Give the records again exactly as written. Leave out the pictures.

(RECORD EXCERPTS begins)

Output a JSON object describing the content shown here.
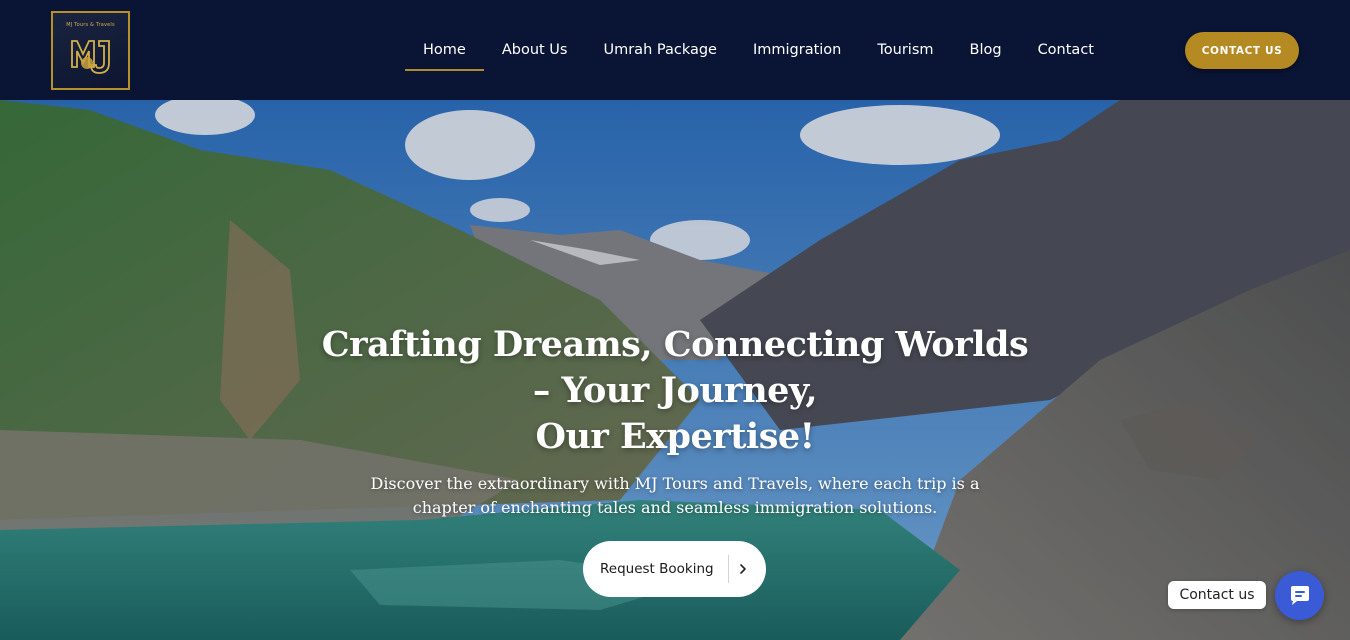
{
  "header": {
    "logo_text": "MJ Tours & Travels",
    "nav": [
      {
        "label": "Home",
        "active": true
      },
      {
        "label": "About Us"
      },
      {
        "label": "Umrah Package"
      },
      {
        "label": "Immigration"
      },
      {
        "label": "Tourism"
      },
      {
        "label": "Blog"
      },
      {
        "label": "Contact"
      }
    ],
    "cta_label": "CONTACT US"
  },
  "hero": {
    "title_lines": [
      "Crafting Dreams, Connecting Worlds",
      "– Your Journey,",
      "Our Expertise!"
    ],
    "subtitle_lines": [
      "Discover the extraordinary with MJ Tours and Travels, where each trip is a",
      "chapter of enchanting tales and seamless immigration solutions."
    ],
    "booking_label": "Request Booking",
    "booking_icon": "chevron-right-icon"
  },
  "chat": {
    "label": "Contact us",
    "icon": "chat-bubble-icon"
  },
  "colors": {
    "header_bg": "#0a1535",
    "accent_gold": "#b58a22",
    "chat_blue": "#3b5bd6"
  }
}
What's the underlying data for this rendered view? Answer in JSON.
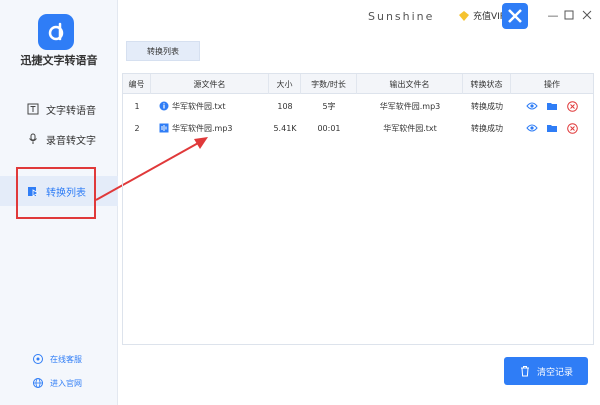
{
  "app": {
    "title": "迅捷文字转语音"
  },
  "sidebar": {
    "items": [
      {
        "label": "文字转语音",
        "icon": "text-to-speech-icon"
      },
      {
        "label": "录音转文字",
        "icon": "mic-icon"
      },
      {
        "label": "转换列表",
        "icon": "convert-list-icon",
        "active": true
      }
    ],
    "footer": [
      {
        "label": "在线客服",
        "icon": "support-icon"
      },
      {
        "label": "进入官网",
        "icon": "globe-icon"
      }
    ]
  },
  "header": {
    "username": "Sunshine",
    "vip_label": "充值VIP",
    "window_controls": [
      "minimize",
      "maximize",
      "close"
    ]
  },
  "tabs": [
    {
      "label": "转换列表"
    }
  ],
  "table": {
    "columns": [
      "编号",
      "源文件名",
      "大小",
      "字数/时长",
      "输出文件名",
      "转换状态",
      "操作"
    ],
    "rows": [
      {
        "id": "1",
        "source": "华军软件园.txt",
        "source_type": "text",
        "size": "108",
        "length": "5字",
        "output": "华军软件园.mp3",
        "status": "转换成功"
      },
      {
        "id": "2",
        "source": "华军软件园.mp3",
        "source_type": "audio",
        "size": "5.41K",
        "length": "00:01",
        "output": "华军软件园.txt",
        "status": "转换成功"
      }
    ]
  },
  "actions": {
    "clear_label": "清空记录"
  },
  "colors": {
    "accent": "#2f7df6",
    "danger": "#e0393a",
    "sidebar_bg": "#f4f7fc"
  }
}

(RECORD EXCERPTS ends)

> [RESPONSE TO THIS EXERCISE]
Output a JSON object describing the content shown here.
{
  "header": {
    "logo_text": "MJ Tours & Travels",
    "nav": [
      {
        "label": "Home",
        "active": true
      },
      {
        "label": "About Us"
      },
      {
        "label": "Umrah Package"
      },
      {
        "label": "Immigration"
      },
      {
        "label": "Tourism"
      },
      {
        "label": "Blog"
      },
      {
        "label": "Contact"
      }
    ],
    "cta_label": "CONTACT US"
  },
  "hero": {
    "title_lines": [
      "Crafting Dreams, Connecting Worlds",
      "– Your Journey,",
      "Our Expertise!"
    ],
    "subtitle_lines": [
      "Discover the extraordinary with MJ Tours and Travels, where each trip is a",
      "chapter of enchanting tales and seamless immigration solutions."
    ],
    "booking_label": "Request Booking",
    "booking_icon": "chevron-right-icon"
  },
  "chat": {
    "label": "Contact us",
    "icon": "chat-bubble-icon"
  },
  "colors": {
    "header_bg": "#0a1535",
    "accent_gold": "#b58a22",
    "chat_blue": "#3b5bd6"
  }
}
What's the underlying data for this rendered view? Answer in JSON.
{
  "app": {
    "title": "迅捷文字转语音"
  },
  "sidebar": {
    "items": [
      {
        "label": "文字转语音",
        "icon": "text-to-speech-icon"
      },
      {
        "label": "录音转文字",
        "icon": "mic-icon"
      },
      {
        "label": "转换列表",
        "icon": "convert-list-icon",
        "active": true
      }
    ],
    "footer": [
      {
        "label": "在线客服",
        "icon": "support-icon"
      },
      {
        "label": "进入官网",
        "icon": "globe-icon"
      }
    ]
  },
  "header": {
    "username": "Sunshine",
    "vip_label": "充值VIP",
    "window_controls": [
      "minimize",
      "maximize",
      "close"
    ]
  },
  "tabs": [
    {
      "label": "转换列表"
    }
  ],
  "table": {
    "columns": [
      "编号",
      "源文件名",
      "大小",
      "字数/时长",
      "输出文件名",
      "转换状态",
      "操作"
    ],
    "rows": [
      {
        "id": "1",
        "source": "华军软件园.txt",
        "source_type": "text",
        "size": "108",
        "length": "5字",
        "output": "华军软件园.mp3",
        "status": "转换成功"
      },
      {
        "id": "2",
        "source": "华军软件园.mp3",
        "source_type": "audio",
        "size": "5.41K",
        "length": "00:01",
        "output": "华军软件园.txt",
        "status": "转换成功"
      }
    ]
  },
  "actions": {
    "clear_label": "清空记录"
  },
  "colors": {
    "accent": "#2f7df6",
    "danger": "#e0393a",
    "sidebar_bg": "#f4f7fc"
  }
}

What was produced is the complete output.